According to a Central Banking Publications annual survey conducted among 83 central banks responsible for overseeing a total of $7tn in foreign exchange assets, it was revealed that over two-thirds of the participants anticipated their counterparts to increase their gold holdings in 2023.

These reserve managers cited high inflation and geopolitical risk as their top concerns. Given that gold tends to do well in both scenarios, hedging such risks is likely the reason for the 152 percent year on year increase in central bank gold buying in 2022.

It was a record-breaking year for central bank gold buying, with 1,136 metric tons purchased.

When viewed on a longer horizon, this massive amount of gold bought by central banks is a continuation of a trend since 2010, when central banks transitioned from net sellers to net buyers of gold.

The research of precious metals analyst Jan Nieuwenhuijs tracing the activity of European central banks in the gold market also suggests that European central banks could be preparing for a Gold Standard, albeit, one that is different from the Classical Gold Standard.

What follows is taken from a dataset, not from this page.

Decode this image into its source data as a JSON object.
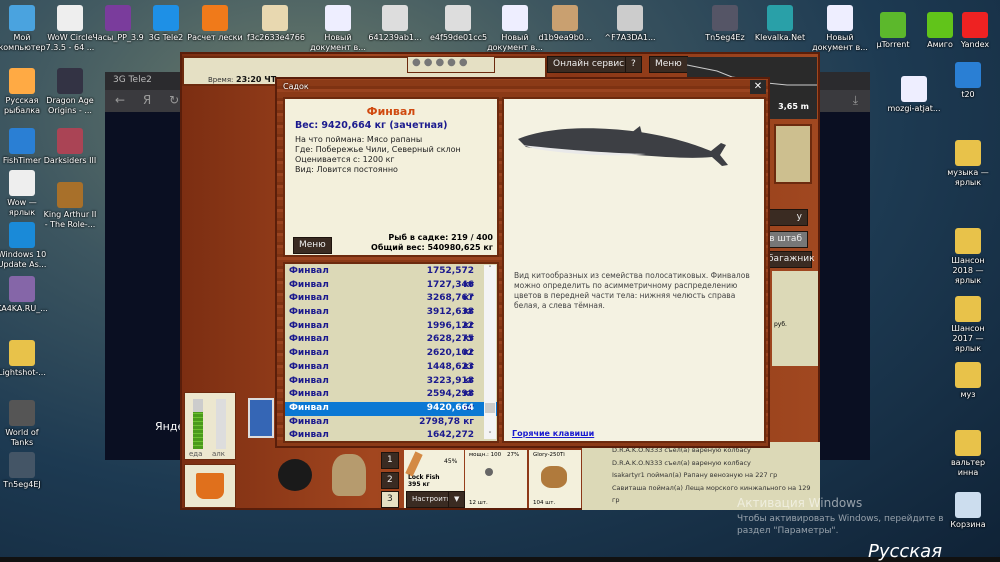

The World is Awaking to Gold’s Value and Reliability

At the beginning of the Russian-Ukrainian war in 2022, western governments froze $300 billion in Russian foreign currency reserves.

More than 13 months later, the West is still debating on whether they should dip into Russia’s frozen reserves to help Ukraine.

“If you ask yourself which is the politically easier course – seizing our adversaries’ assets that we have already frozen or appropriating taxpayer dollars to support economic reconstruction in Ukraine – overwhelmingly, the easier course is relying on the Russian assets,” Larry Summers, a U.S. Treasury Secretary under President Bill Clinton reportedly told a conference in February.

While proponents for confiscation are often based on notions of justice and fairness, the act is likely to run afoul of legal frameworks that exist to enforce stability in the global financial system.

While freezing Russia’s assets has triggered global central banks’ fears of the safety of their own dollar reserves, an unlawful seizure is likely to exacerbate dollar distrust internationally.

Russia’s military campaign has opened the eyes of the world to dollar counterparty risks.

“Countries have recognized that the gold that Russia holds, because it’s outside of anybody else’s control, is useful in situations where you might not be able to access any other reserves,” said John Reade, chief market strategist at the World Gold Council.

Mainstream doubts about gold’s role in modern finance are gradually turning from that of an optional asset to one that is critical to crisis survival.

Gold, the Ultimate Crisis Insurance

Gold has long been regarded as a traditional safe-haven asset and is often considered the ultimate crisis insurance.

As mankind’s premier choice of money for over 5,000 years, gold had the characteristics of money – durable, fungible, divisible, portable, and a store of value. It was the market’s choice, not the government’s because gold represented fairness as a medium of exchange for goods and services.

The freedom to print money globally as a result of the severing of the US dollar’s link to gold in 1971 has relegated gold to an old-fashioned “barbarous” second-rate asset in the subsequent decades. Far be it from the truth, gold’s importance as the ultimate crisis insurance, inflation hedge, and monetary asset is once again coming to the forefront as the world grapples with high inflation and wearisome government quantitative easing programs.

While the early years of wonton government money printing led to decades of wealth creation with leverage, the time to protect wealth has come, given that payback for the money printing years is evidenced in continuous international currency debasement by central banks worldwide, resulting in rising inflation.

Central banks, like the Monetary Authority of Singapore, are turning their sights on gold as they seek to protect their country’s reserves. Likewise, it would be wise for private investors to follow central banks’ cue to own gold to protect their wealth.

Having precious metals such as gold, silver, or platinum as a Plan B could be one of the best decisions for one’s financial health.